Should Students Still Be Taught Cursive Writing

In a world ruled by technology is there any room for traditional handwriting? A big debate right now is whether we should be focusing on keyboard skills over handwriting skills, specifically cursive. Yes, it is a dying art, but we have so many historical documents in cursive if we don’t teach the younger generation, will they lose the part of our language?

Handwriting is a complex skill which engages the cognitive, perceptual and motor skills simultaneously. It is no doubt handwriting plays a large role in the educational development of a child. But can it be replaced by the modern keyboard?

5 Reasons why Cursive Handwriting Should Stay

1. Handwriting makes us better writers and spellers and can help predict academic success.

Mother and daughter helping daughter with her homework

Handwriting aids in the development of fine motor skills. The hand uses muscles in a different way than when writing in print. Our hand become multilingual, when a child learns cursive, they learn the alphabet in a whole new light. When a child does not learn cursive, a language barrier is created in their native language.

Learning to handwrite is a key component in improving both reading and written composition. Often children are able to write much faster and neater in cursive opposed to print.

Learning to handwrite is a key component in improving both reading and written composition. When a child is taught using a keyboard and programs, spelling and grammar are often overlooked, as the program corrects it for them.

2. Writing things down boost memory

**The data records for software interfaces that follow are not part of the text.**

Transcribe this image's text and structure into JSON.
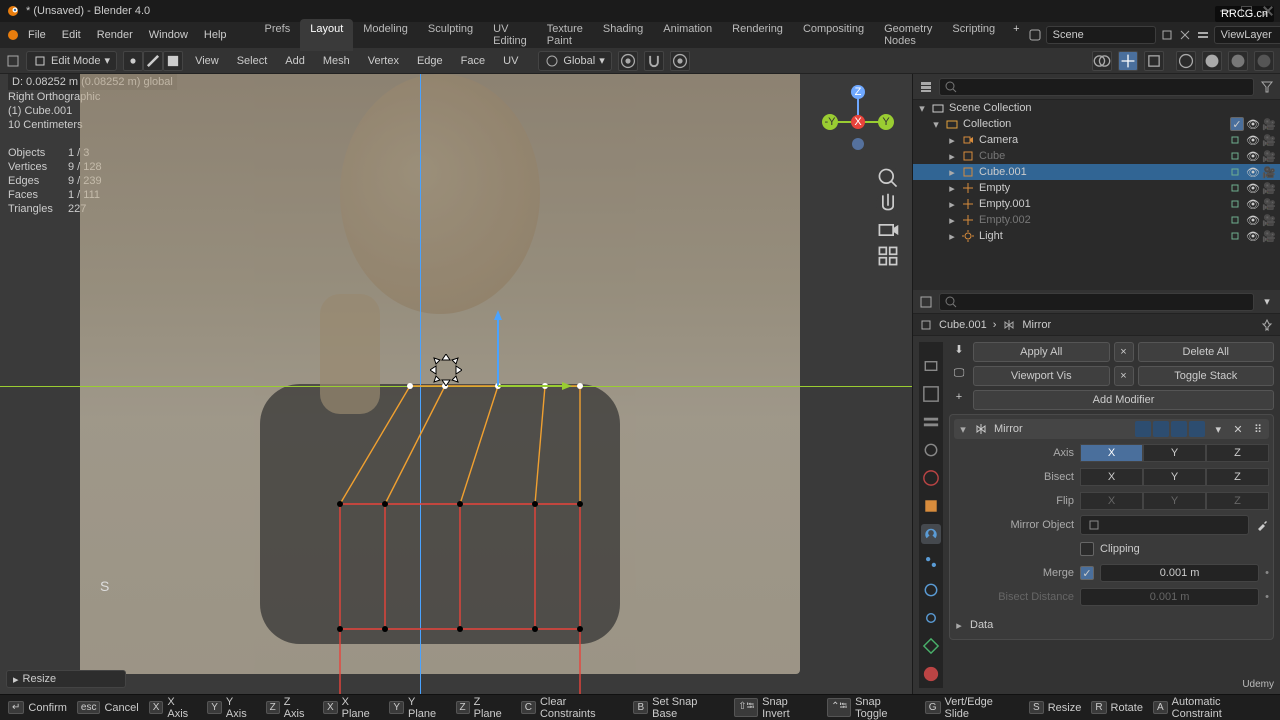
{
  "app": {
    "title": "* (Unsaved) - Blender 4.0",
    "blender_icon": "blender-logo"
  },
  "menus": [
    "File",
    "Edit",
    "Render",
    "Window",
    "Help"
  ],
  "workspaces": [
    "Prefs",
    "Layout",
    "Modeling",
    "Sculpting",
    "UV Editing",
    "Texture Paint",
    "Shading",
    "Animation",
    "Rendering",
    "Compositing",
    "Geometry Nodes",
    "Scripting"
  ],
  "active_workspace": "Layout",
  "scene_field": "Scene",
  "viewlayer_field": "ViewLayer",
  "header2": {
    "mode": "Edit Mode",
    "menus": [
      "View",
      "Select",
      "Add",
      "Mesh",
      "Vertex",
      "Edge",
      "Face",
      "UV"
    ],
    "orientation": "Global"
  },
  "vp_info": "D: 0.08252 m  (0.08252 m) global",
  "vp_top": {
    "view": "Right Orthographic",
    "obj": "(1) Cube.001",
    "scale": "10 Centimeters"
  },
  "vp_stats": [
    {
      "k": "Objects",
      "v": "1 / 3"
    },
    {
      "k": "Vertices",
      "v": "9 / 128"
    },
    {
      "k": "Edges",
      "v": "9 / 239"
    },
    {
      "k": "Faces",
      "v": "1 / 111"
    },
    {
      "k": "Triangles",
      "v": "227"
    }
  ],
  "resize_label": "Resize",
  "s_key": "S",
  "outliner": {
    "root": "Scene Collection",
    "collection": "Collection",
    "items": [
      {
        "name": "Camera",
        "dim": false
      },
      {
        "name": "Cube",
        "dim": true
      },
      {
        "name": "Cube.001",
        "sel": true
      },
      {
        "name": "Empty",
        "dim": false
      },
      {
        "name": "Empty.001",
        "dim": false
      },
      {
        "name": "Empty.002",
        "dim": true
      },
      {
        "name": "Light",
        "dim": false
      }
    ]
  },
  "props_path": {
    "obj": "Cube.001",
    "mod": "Mirror"
  },
  "mod_actions": {
    "apply": "Apply All",
    "delX": "×",
    "delAll": "Delete All",
    "viewport": "Viewport Vis",
    "toggle": "Toggle Stack",
    "add": "Add Modifier"
  },
  "mirror": {
    "name": "Mirror",
    "axis_label": "Axis",
    "bisect_label": "Bisect",
    "flip_label": "Flip",
    "axes": [
      "X",
      "Y",
      "Z"
    ],
    "axis_active": "X",
    "mirror_object_label": "Mirror Object",
    "clipping_label": "Clipping",
    "merge_label": "Merge",
    "merge_val": "0.001 m",
    "bisect_dist_label": "Bisect Distance",
    "bisect_dist_val": "0.001 m",
    "data_label": "Data"
  },
  "status": [
    {
      "key": "↵",
      "label": "Confirm"
    },
    {
      "key": "esc",
      "label": "Cancel"
    },
    {
      "key": "X",
      "label": "X Axis"
    },
    {
      "key": "Y",
      "label": "Y Axis"
    },
    {
      "key": "Z",
      "label": "Z Axis"
    },
    {
      "key": "X",
      "label": "X Plane"
    },
    {
      "key": "Y",
      "label": "Y Plane"
    },
    {
      "key": "Z",
      "label": "Z Plane"
    },
    {
      "key": "C",
      "label": "Clear Constraints"
    },
    {
      "key": "B",
      "label": "Set Snap Base"
    },
    {
      "key": "⇧⭾",
      "label": "Snap Invert"
    },
    {
      "key": "⌃⭾",
      "label": "Snap Toggle"
    },
    {
      "key": "G",
      "label": "Vert/Edge Slide"
    },
    {
      "key": "S",
      "label": "Resize"
    },
    {
      "key": "R",
      "label": "Rotate"
    },
    {
      "key": "A",
      "label": "Automatic Constraint"
    }
  ],
  "watermark_top": "RRCG.cn",
  "watermark_bot": "Udemy"
}
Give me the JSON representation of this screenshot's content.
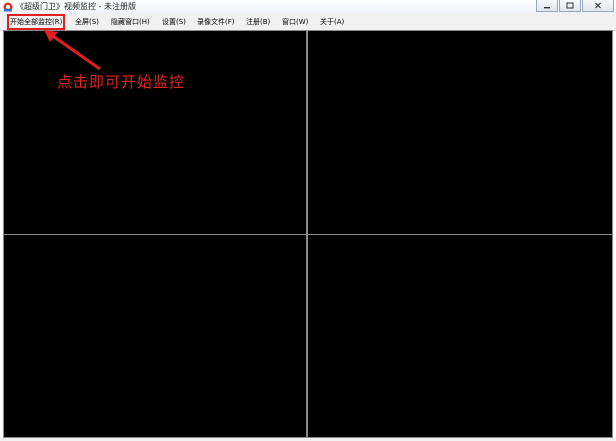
{
  "window": {
    "title": "《超级门卫》视频监控 - 未注册版",
    "icon": "app-logo-icon"
  },
  "menu": [
    {
      "label": "开始全部监控(R)"
    },
    {
      "label": "全屏(S)"
    },
    {
      "label": "隐藏窗口(H)"
    },
    {
      "label": "设置(S)"
    },
    {
      "label": "录像文件(F)"
    },
    {
      "label": "注册(B)"
    },
    {
      "label": "窗口(W)"
    },
    {
      "label": "关于(A)"
    }
  ],
  "annotation": {
    "text": "点击即可开始监控"
  },
  "colors": {
    "highlight": "#e02020",
    "video_bg": "#000000"
  }
}
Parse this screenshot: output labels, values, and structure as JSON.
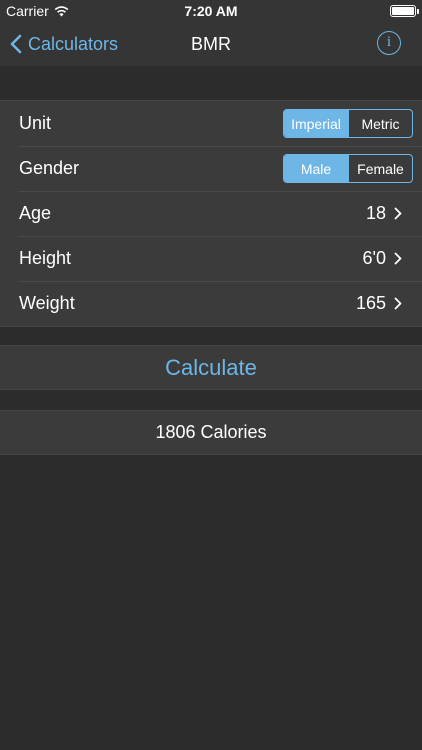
{
  "status_bar": {
    "carrier": "Carrier",
    "time": "7:20 AM"
  },
  "nav": {
    "back_label": "Calculators",
    "title": "BMR",
    "info_icon": "i"
  },
  "form": {
    "unit": {
      "label": "Unit",
      "options": [
        "Imperial",
        "Metric"
      ],
      "selected": "Imperial"
    },
    "gender": {
      "label": "Gender",
      "options": [
        "Male",
        "Female"
      ],
      "selected": "Male"
    },
    "age": {
      "label": "Age",
      "value": "18"
    },
    "height": {
      "label": "Height",
      "value": "6'0"
    },
    "weight": {
      "label": "Weight",
      "value": "165"
    }
  },
  "calculate_label": "Calculate",
  "result": "1806 Calories",
  "colors": {
    "accent": "#6db6e6",
    "background": "#2c2c2c",
    "cell": "#3b3b3b"
  }
}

Taking notes by hand instead of typing them helps a person process what they are learning, they are able to phrase it in ways to help them better understand and remember.

Studies show college students remembered content better one week later if they had written it in cursive than when they printed or typed. 

It is also easier on the eyes to read and focus on literature when it is written on paper compared to on a screen.

3. Handwritten letters are more personal and meaningful

Dare to dream. Handwritten greeting card. Printable quote template. Calligraphic vector illustration. T-shirt print design.Cursive has a great ability to both being artistic and highly personal. Everyone creates their own personal spin through their handwriting.

By taking the time to personally write out a letter, instead of quickly typing it on a computer, it sends a message that what you are saying is important to you.

Cursive writing sparks creativity. Do you remember as a child looking at your parents signature in awe? Teaching your child this art gives them confidence in a new ability and gives them the tools to create their own signature they can be proud of. A great signature is something even adults swoon over.

4. Helps children focus

 

 

5. Improves confidence
Being able to read and write clearly improved the student’s confidence, enabling them to communicate with others in an effective manner. When a child is sure of themselves in their reading and writing it will translate to their schooling. Showing an overall academic improvement.

168671-OVJQ6B-559

The world is so emersed in technology, children will naturally learn how to type and use computer programs. Taking the time to teach a child the traditional way of writing would be beneficial in so many ways. This dying art should stay in our school systems.

Fun Fact!

Beautiful flowers decorated label with text Thank You.
Some people that suffer from brain injuries that damage their ability to write to understanding print, but their ability to understand cursive remains. It is suggested the cursive can be used to help children with learning disabilities such as dyslexia.

Advertisements

Leave a Reply

Fill in your details below or click an icon to log in:

WordPress.com Logo

You are commenting using your WordPress.com account. Log Out /  Change )

Google photo

You are commenting using your Google account. Log Out /  Change )

Twitter picture

You are commenting using your Twitter account. Log Out /  Change )

Facebook photo

You are commenting using your Facebook account. Log Out /  Change )

Connecting to %s

This site uses Akismet to reduce spam. Learn how your comment data is processed.